Suddenly there's a big controversy about a new song about racism by a white country artist and an African-American rap star.
One thing's for sure for now at least; LL Cool J probably won't be singing "Accidental Racist" with his buddy Brad Paisley when the rapper/TV star appears at Summerfest this year.
For those out of the loop, a new song by Paisley that addressed his racial opinions was released online to a storm of debate last week. The song "Accidental Racist" contained lyrics that portrayed how Paisley felt about things like wearing a cowboy hat or Confederate flag T-shirt and having people assume he was racist.
Some called it brave and provocative; others who listened to the lyrics felt it was probably the most horrible excuse for racial dialog in many years. I first heard snippets of "Accidental Racist" over the weekend; you probably won't find it online for a while. Monday morning, the song had been removed, no doubt in response to all the controversy.
Paisley's ode to his racial ideas about white Southern identity contained lines such as – "we're still paying for mistakes/That a bunch of folks made long before we came" and "I'm a white man living in the southland/Just like you I'm more than what it seems..."
Some of that actually sounds like the sincere thoughts of a white Southern man struggling with understanding racial issues. But "Accidental Racist" never gets truly offensive until rapper/TV star Cool J – adds a rap segment that seems amazing in its cluelessness.
What seems to have set most critics off is the part where LL tells Paisley that "I won't judge you by your red flag if you don't judge me by my gold chains. I'll forget the iron chains ... Can't rewrite history, baby."
Seems like a pretty superficial way to talk about slavery between two friends.
The song is on Paisley's new album, "Wheelhouse," released last week. Some smell publicity stunt but Paisley's representatives insisted it's a genuine expression of the country artist's feelings about contemporary race relations. With LL Cool J's appearance, it suggests an important conversation between two recording artists about race for their respective audiences, which is a high-minded enterprise.
That's the main reason the song has been slammed by music critics and social pundits alike. As social messages go, "Accidental Racist" seems hokey and too simplistic to take seriously as a profound musical statement.
After all, artists as diverse as Bob Dylan, Bruce Springsteen, Public Enemy, Stevie Wonder and a legion of others have managed to comment on social issues without stooping to the level of "Accidential Racist," which seems to promote more stereotypes than address them in a serious manner.
Along with pulling the song online, neither Paisley or LL Cool J have commented officially, although Paisley was said to have welcomed the debate over his new song.
As for LL Cool J, I don't think many people will be shouting out requests for "Accidental Racist" at Summerfest when he's on stage. But if most of the negative publicity has blown over in a positive way by then, who knows?

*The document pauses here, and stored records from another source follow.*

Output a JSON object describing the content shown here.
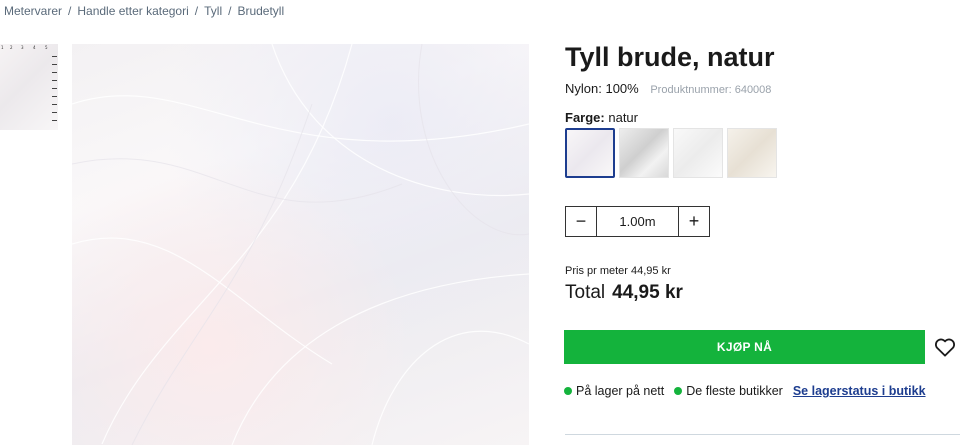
{
  "breadcrumb": [
    "Metervarer",
    "Handle etter kategori",
    "Tyll",
    "Brudetyll"
  ],
  "product": {
    "title": "Tyll brude, natur",
    "material": "Nylon: 100%",
    "product_number": "Produktnummer: 640008"
  },
  "color": {
    "label": "Farge:",
    "value": "natur"
  },
  "swatches": [
    {
      "name": "natur",
      "color": "#f4f2f4",
      "selected": true
    },
    {
      "name": "grå",
      "color": "#e2e2e2",
      "selected": false
    },
    {
      "name": "hvit",
      "color": "#f5f5f5",
      "selected": false
    },
    {
      "name": "creme",
      "color": "#f0ebe2",
      "selected": false
    }
  ],
  "quantity": {
    "minus": "−",
    "value": "1.00m",
    "plus": "+"
  },
  "price": {
    "per_meter": "Pris pr meter 44,95 kr",
    "total_label": "Total",
    "total_value": "44,95 kr"
  },
  "buy_label": "KJØP NÅ",
  "stock": {
    "online": "På lager på nett",
    "stores": "De fleste butikker",
    "link": "Se lagerstatus i butikk"
  },
  "colors": {
    "accent": "#14b33c",
    "link": "#1d3d8f"
  }
}
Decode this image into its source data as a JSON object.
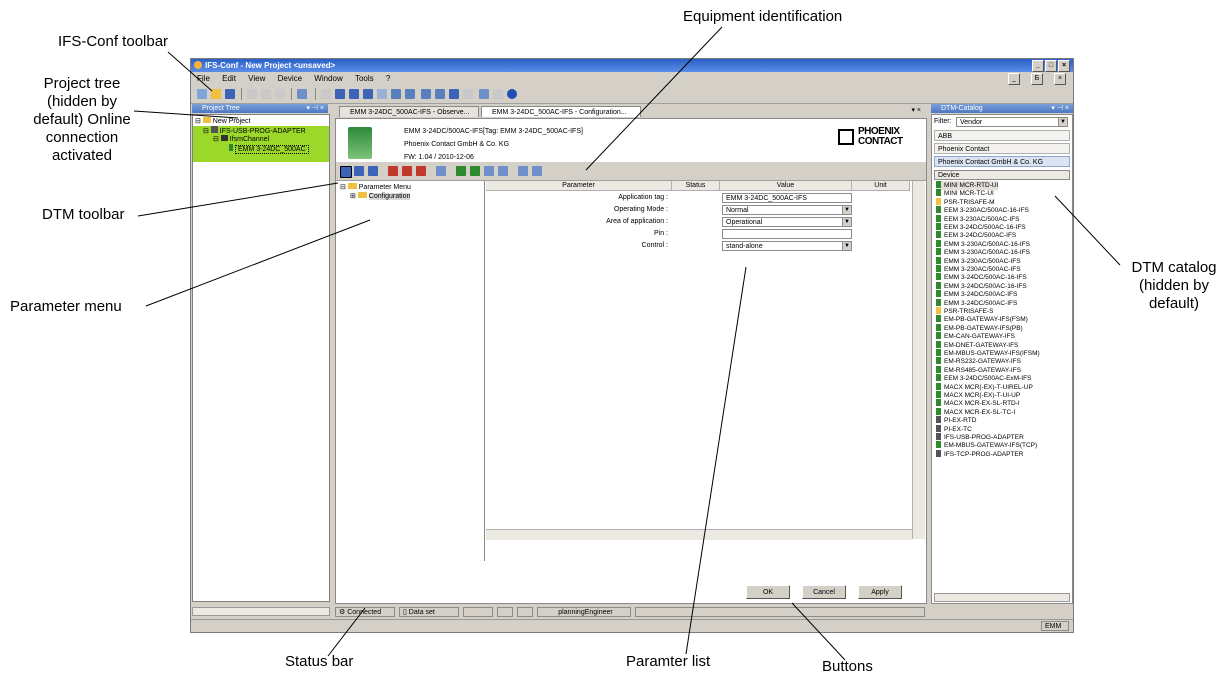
{
  "annotations": {
    "equipment_identification": "Equipment identification",
    "ifs_conf_toolbar": "IFS-Conf toolbar",
    "project_tree_1": "Project tree",
    "project_tree_2": "(hidden by",
    "project_tree_3": "default) Online",
    "project_tree_4": "connection",
    "project_tree_5": "activated",
    "dtm_toolbar": "DTM toolbar",
    "parameter_menu": "Parameter menu",
    "dtm_catalog_1": "DTM catalog",
    "dtm_catalog_2": "(hidden by",
    "dtm_catalog_3": "default)",
    "status_bar": "Status bar",
    "paramter_list": "Paramter list",
    "buttons": "Buttons"
  },
  "window": {
    "title": "IFS-Conf - New Project  <unsaved>",
    "controls": [
      "_",
      "□",
      "×"
    ],
    "inner_controls": [
      "_",
      "Б",
      "×"
    ],
    "menu": [
      "File",
      "Edit",
      "View",
      "Device",
      "Window",
      "Tools",
      "?"
    ]
  },
  "project_tree": {
    "header": "Project Tree",
    "items": [
      "New Project",
      "IFS-USB-PROG-ADAPTER",
      "IfsmChannel",
      "EMM 3-24DC_500AC"
    ]
  },
  "tabs": [
    "EMM 3-24DC_500AC-IFS - Observe...",
    "EMM 3-24DC_500AC-IFS - Configuration..."
  ],
  "device": {
    "line1": "EMM 3-24DC/500AC-IFS[Tag: EMM 3-24DC_500AC-IFS]",
    "line2": "Phoenix Contact GmbH & Co. KG",
    "line3": "FW: 1.04 / 2010-12-06",
    "logo_top": "PHOENIX",
    "logo_bottom": "CONTACT"
  },
  "parameter_menu": {
    "root": "Parameter Menu",
    "child": "Configuration"
  },
  "parameter_table": {
    "columns": [
      "Parameter",
      "Status",
      "Value",
      "Unit"
    ],
    "rows": [
      {
        "label": "Application tag :",
        "value": "EMM 3-24DC_500AC-IFS",
        "dropdown": false
      },
      {
        "label": "Operating Mode :",
        "value": "Normal",
        "dropdown": true
      },
      {
        "label": "Area of application :",
        "value": "Operational",
        "dropdown": true
      },
      {
        "label": "Pin :",
        "value": "",
        "dropdown": false
      },
      {
        "label": "Control :",
        "value": "stand-alone",
        "dropdown": true
      }
    ]
  },
  "buttons": {
    "ok": "OK",
    "cancel": "Cancel",
    "apply": "Apply"
  },
  "status_bar": {
    "connection": "Connected",
    "data_set": "Data set",
    "user": "planningEngineer",
    "right": "EMM"
  },
  "catalog": {
    "header": "DTM-Catalog",
    "filter_label": "Filter:",
    "filter_value": "Vendor",
    "vendors": [
      "ABB",
      "Phoenix Contact",
      "Phoenix Contact GmbH & Co. KG"
    ],
    "device_column": "Device",
    "devices": [
      "MINI MCR-RTD-UI",
      "MINI MCR-TC-UI",
      "PSR-TRISAFE-M",
      "EEM 3-230AC/500AC-16-IFS",
      "EEM 3-230AC/500AC-IFS",
      "EEM 3-24DC/500AC-16-IFS",
      "EEM 3-24DC/500AC-IFS",
      "EMM 3-230AC/500AC-16-IFS",
      "EMM 3-230AC/500AC-16-IFS",
      "EMM 3-230AC/500AC-IFS",
      "EMM 3-230AC/500AC-IFS",
      "EMM 3-24DC/500AC-16-IFS",
      "EMM 3-24DC/500AC-16-IFS",
      "EMM 3-24DC/500AC-IFS",
      "EMM 3-24DC/500AC-IFS",
      "PSR-TRISAFE-S",
      "EM-PB-GATEWAY-IFS(FSM)",
      "EM-PB-GATEWAY-IFS(PB)",
      "EM-CAN-GATEWAY-IFS",
      "EM-DNET-GATEWAY-IFS",
      "EM-MBUS-GATEWAY-IFS(IFSM)",
      "EM-RS232-GATEWAY-IFS",
      "EM-RS485-GATEWAY-IFS",
      "EEM 3-24DC/500AC-ExM-IFS",
      "MACX MCR(-EX)-T-UIREL-UP",
      "MACX MCR(-EX)-T-UI-UP",
      "MACX MCR-EX-SL-RTD-I",
      "MACX MCR-EX-SL-TC-I",
      "PI-EX-RTD",
      "PI-EX-TC",
      "IFS-USB-PROG-ADAPTER",
      "EM-MBUS-GATEWAY-IFS(TCP)",
      "IFS-TCP-PROG-ADAPTER"
    ]
  },
  "colors": {
    "title_blue": "#2a5fc6",
    "tree_highlight": "#9bd82a",
    "chrome": "#d4d0c8"
  }
}
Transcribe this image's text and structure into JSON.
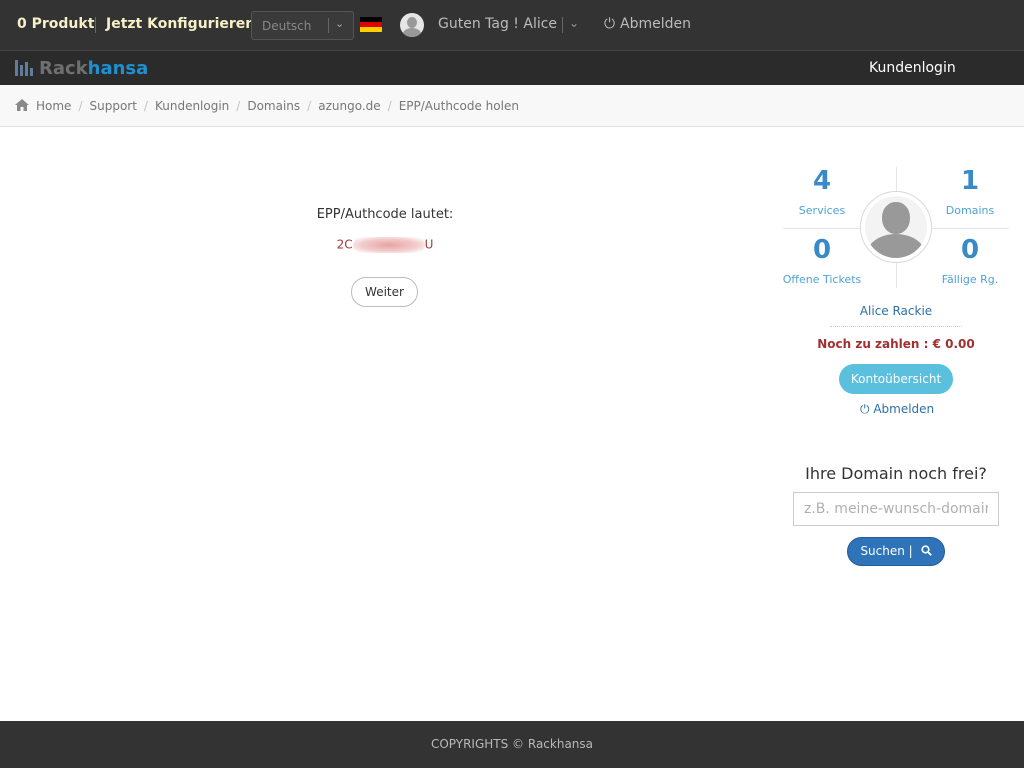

Maybe Paisley himself will make a surprise appearance.
Eugene Kane is veteran Milwaukee journalist and nationally award winning columnist.
Kane writes about a variety of important issues in Milwaukee and society that impact residents of all backgrounds.